Plot summary (from the studio): 127 Hours is the true story of mountain climber Aron Ralston’s (James Franco) remarkable adventure to save himself after a fallen boulder crashes on his arm and traps him in an isolated canyon in Utah. Over the next five days Ralston examines his life and survives the elements to finally discover he has the courage and the wherewithal to extricate himself by any means necessary, scale a 65 foot wall and hike over eight miles before he is finally rescued.
Throughout his journey, Ralston recalls friends, lovers (Clemence Popesy), family, and the two hikers (Amber Tamblyn and Kate Mara) he met before his accident. Will they be the last two people he ever had the chance to meet?
A visceral thrilling story that will take an audience on a never before experienced journey and prove what we can do when we choose life.
Warning: Spoilers below!
- I was totally, utterly captivated for the first 30 minutes of this film. Danny Boyle set the story up extremely well, and showed us precisely the kind of person Aron was without going into long, boring exposition. It was amazing!
- The fall sequence was positively breathtaking.

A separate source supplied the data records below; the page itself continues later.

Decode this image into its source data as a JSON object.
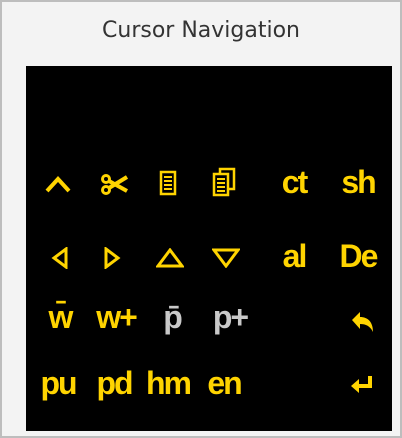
{
  "window": {
    "title": "Cursor Navigation"
  },
  "colors": {
    "accent": "#ffd400",
    "disabled": "#c9c9c9",
    "pad_bg": "#000000"
  },
  "keys": [
    {
      "name": "up-icon",
      "icon": "caret-up"
    },
    {
      "name": "cut-icon",
      "icon": "scissors"
    },
    {
      "name": "copy-icon",
      "icon": "document"
    },
    {
      "name": "paste-icon",
      "icon": "documents"
    },
    {
      "name": "ct",
      "label": "ct"
    },
    {
      "name": "sh",
      "label": "sh"
    },
    {
      "name": "left-icon",
      "icon": "triangle-left"
    },
    {
      "name": "right-icon",
      "icon": "triangle-right"
    },
    {
      "name": "triangle-up-icon",
      "icon": "triangle-up"
    },
    {
      "name": "triangle-down-icon",
      "icon": "triangle-down"
    },
    {
      "name": "al",
      "label": "al"
    },
    {
      "name": "de",
      "label": "De"
    },
    {
      "name": "prev-word",
      "label": "w̄"
    },
    {
      "name": "next-word",
      "label": "w+"
    },
    {
      "name": "prev-page",
      "label": "p̄"
    },
    {
      "name": "next-page",
      "label": "p+"
    },
    {
      "name": "undo-icon",
      "icon": "undo-arrow"
    },
    {
      "name": "pu",
      "label": "pu"
    },
    {
      "name": "pd",
      "label": "pd"
    },
    {
      "name": "hm",
      "label": "hm"
    },
    {
      "name": "en",
      "label": "en"
    },
    {
      "name": "enter-icon",
      "icon": "return-arrow"
    }
  ]
}
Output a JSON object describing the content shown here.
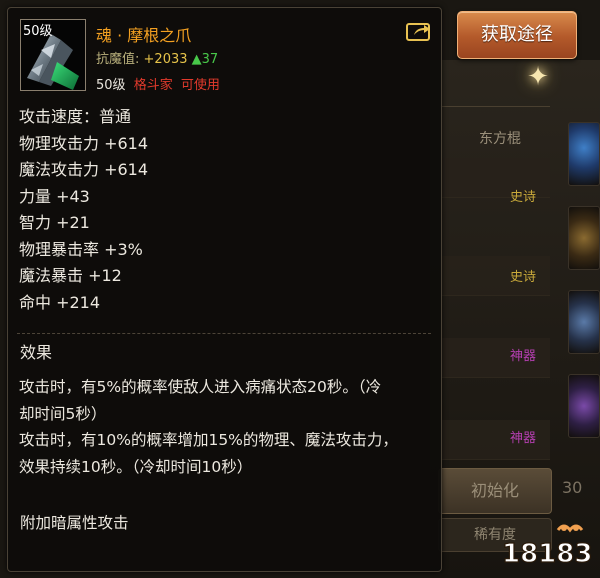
{
  "obtain_button": {
    "label": "获取途径"
  },
  "item": {
    "level_badge": "50级",
    "name": "魂 · 摩根之爪",
    "resist_label": "抗魔值:",
    "resist_value": "+2033",
    "resist_delta": "▲37",
    "level_req": "50级",
    "class_req": "格斗家",
    "usable": "可使用"
  },
  "stats": [
    "攻击速度：普通",
    "物理攻击力 +614",
    "魔法攻击力 +614",
    "力量 +43",
    "智力 +21",
    "物理暴击率 +3%",
    "魔法暴击 +12",
    "命中 +214"
  ],
  "effect": {
    "title": "效果",
    "lines": [
      "攻击时，有5%的概率使敌人进入病痛状态20秒。（冷",
      "却时间5秒）",
      "攻击时，有10%的概率增加15%的物理、魔法攻击力，",
      "效果持续10秒。（冷却时间10秒）"
    ],
    "extra": "附加暗属性攻击"
  },
  "background": {
    "column_header": "东方棍",
    "tags": [
      "史诗",
      "史诗",
      "神器",
      "神器"
    ],
    "init_button": "初始化",
    "init_number": "30",
    "sort_button": "稀有度",
    "watermark": "18183"
  },
  "colors": {
    "item_name": "#f3a021",
    "warning_red": "#e23a2c",
    "increase_green": "#48c84a",
    "epic_gold": "#c9a93a",
    "legend_purple": "#b43fb0"
  },
  "icons": {
    "share": "share-icon",
    "weapon": "claw-weapon-icon",
    "sparkle": "sparkle-icon"
  }
}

I’m not sure how they filmed it, but it looked so real that I caught my breath and said, “Oh my god!” out loud — even though I knew full well what this movie was about. Wow.
- Let’s face it: this was a totally inspiring story. Can you imagine being trapped for five days in a standing position with your arm completely crushed like that? All by yourself, knowing that it’s very unlikely anyone is even looking for you. Most people would have withered up and died. I know I would have. But Aron deserves a ton of credit for not only realizing what needed to be done but for having the strength and courage to actually go through with it. How many of us could intentionally break our arms and then saw through the flesh with a dull blade? One in a 100 probably — and Aron happened to be that guy.
- I’m not sure how close to reality this film was or how much Aron admitted in his book, but I loved that he never once felt sorry for himself. He got pissed, he got frustrated and angry, yeah. But he never melted down and had a “Why me?” pity party. Again, that was so completely opposite of how I would have handled things that I can’t help but appreciate it.
- The second act of this film dragged a little bit. Admittedly, sustaining the second act is a tall task for EVERY film, and was made even more difficult here because the filmmakers couldn’t introduce extra characters or new conflicts. The flashbacks and hallucinations got to be a bit boring — but I guess that’s to be expected when the scope is so narrow.
- I thought there would have been more of a physical reaction when Aron intentionally broke his arm so he could start sawing. I mean, he grimaced in pain, but that was it. I figured he would scream or cry or at least need a few moments to gather himself afterward. Instead, he just started attacking with the multi-tool. Maybe he was too weak at that point to muster up much of a reaction, but it still seemed odd to me.
I’m not sure why I waited so long to see 127 Hours, but I’m glad I finally got around to it. Plenty of films splash the word “Triumphant” across their promotional ads and posters, but few actually live up to that billing. This one does for sure, which is why I give it 4 stars out of 5.